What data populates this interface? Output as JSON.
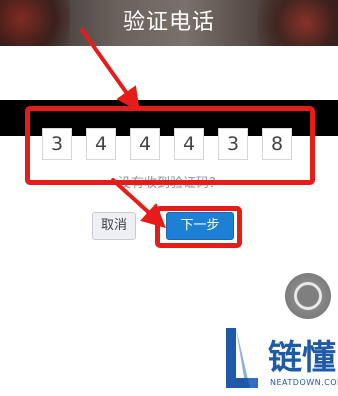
{
  "header": {
    "title": "验证电话"
  },
  "verification": {
    "digits": [
      "3",
      "4",
      "4",
      "4",
      "3",
      "8"
    ],
    "resend_prompt": "没有收到验证码？"
  },
  "actions": {
    "cancel_label": "取消",
    "next_label": "下一步"
  },
  "watermark": {
    "name": "链懂",
    "url": "NEATDOWN.COM"
  },
  "colors": {
    "annotation_red": "#e51c17",
    "primary_button": "#1d7fd6",
    "watermark_blue": "#1e5aa8"
  }
}
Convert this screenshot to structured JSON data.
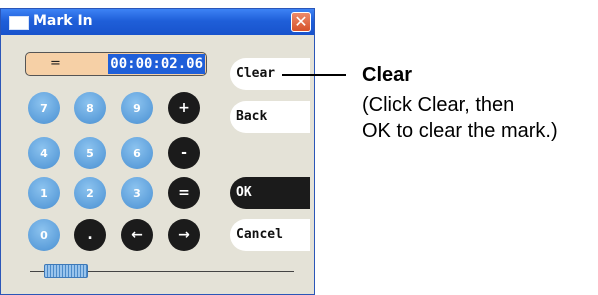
{
  "window": {
    "title": "Mark In",
    "close_label": "✕"
  },
  "display": {
    "operator": "=",
    "timecode": "00:00:02.06"
  },
  "keypad": {
    "row1": [
      "7",
      "8",
      "9",
      "+"
    ],
    "row2": [
      "4",
      "5",
      "6",
      "-"
    ],
    "row3": [
      "1",
      "2",
      "3",
      "="
    ],
    "row4": [
      "0",
      ".",
      "←",
      "→"
    ]
  },
  "buttons": {
    "clear": "Clear",
    "back": "Back",
    "ok": "OK",
    "cancel": "Cancel"
  },
  "callout": {
    "title": "Clear",
    "line1": "(Click Clear, then",
    "line2": "OK to clear the mark.)"
  },
  "colors": {
    "titlebar": "#1f5fd9",
    "display_bg": "#f6d0a6",
    "key_blue": "#5d9fdb",
    "key_black": "#1b1b1b"
  }
}
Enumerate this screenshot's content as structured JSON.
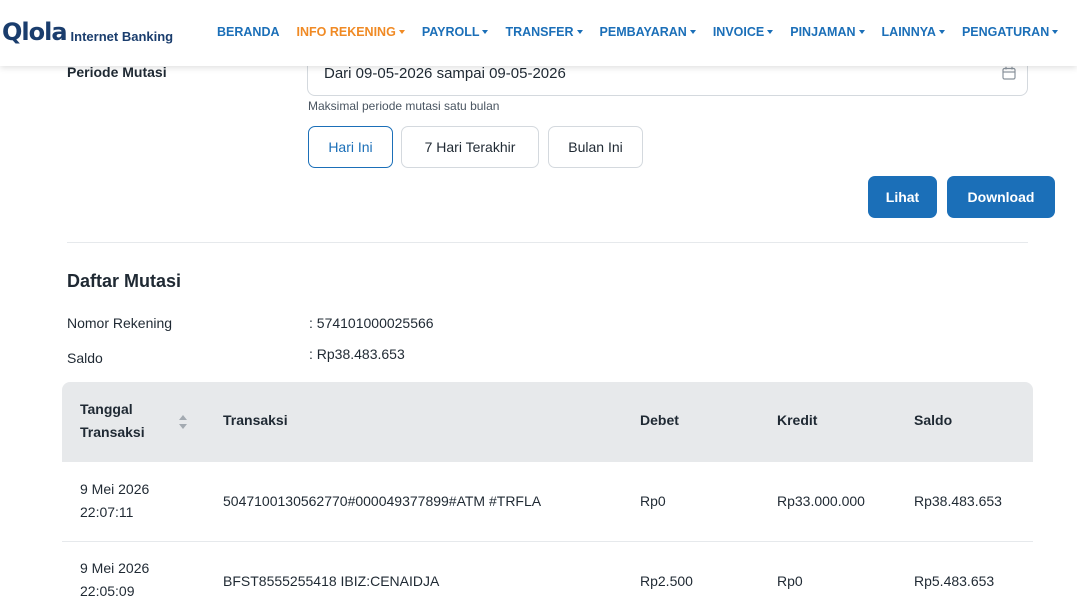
{
  "brand": {
    "logo_mark": "Qlola",
    "logo_text": "Internet Banking",
    "accent_color": "#f08a24",
    "primary_color": "#1b6fb8"
  },
  "nav": [
    {
      "label": "BERANDA",
      "dropdown": false,
      "active": false
    },
    {
      "label": "INFO REKENING",
      "dropdown": true,
      "active": true
    },
    {
      "label": "PAYROLL",
      "dropdown": true,
      "active": false
    },
    {
      "label": "TRANSFER",
      "dropdown": true,
      "active": false
    },
    {
      "label": "PEMBAYARAN",
      "dropdown": true,
      "active": false
    },
    {
      "label": "INVOICE",
      "dropdown": true,
      "active": false
    },
    {
      "label": "PINJAMAN",
      "dropdown": true,
      "active": false
    },
    {
      "label": "LAINNYA",
      "dropdown": true,
      "active": false
    },
    {
      "label": "PENGATURAN",
      "dropdown": true,
      "active": false
    }
  ],
  "filter": {
    "period_label": "Periode Mutasi",
    "period_value": "Dari 09-05-2026 sampai 09-05-2026",
    "calendar_icon": "calendar-icon",
    "hint": "Maksimal periode mutasi satu bulan",
    "quick_ranges": [
      {
        "label": "Hari Ini",
        "selected": true
      },
      {
        "label": "7 Hari Terakhir",
        "selected": false
      },
      {
        "label": "Bulan Ini",
        "selected": false
      }
    ],
    "view_label": "Lihat",
    "download_label": "Download"
  },
  "statement": {
    "title": "Daftar Mutasi",
    "account_label": "Nomor Rekening",
    "account_value": ": 574101000025566",
    "balance_label": "Saldo",
    "balance_value": ": Rp38.483.653"
  },
  "table": {
    "headers": {
      "date_line1": "Tanggal",
      "date_line2": "Transaksi",
      "transaction": "Transaksi",
      "debit": "Debet",
      "credit": "Kredit",
      "balance": "Saldo"
    },
    "sort_icon": "sort-icon",
    "rows": [
      {
        "date": "9 Mei 2026",
        "time": "22:07:11",
        "description": "5047100130562770#000049377899#ATM #TRFLA",
        "debit": "Rp0",
        "credit": "Rp33.000.000",
        "balance": "Rp38.483.653"
      },
      {
        "date": "9 Mei 2026",
        "time": "22:05:09",
        "description": "BFST8555255418 IBIZ:CENAIDJA",
        "debit": "Rp2.500",
        "credit": "Rp0",
        "balance": "Rp5.483.653"
      }
    ]
  }
}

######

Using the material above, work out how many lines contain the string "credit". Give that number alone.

Response below »
3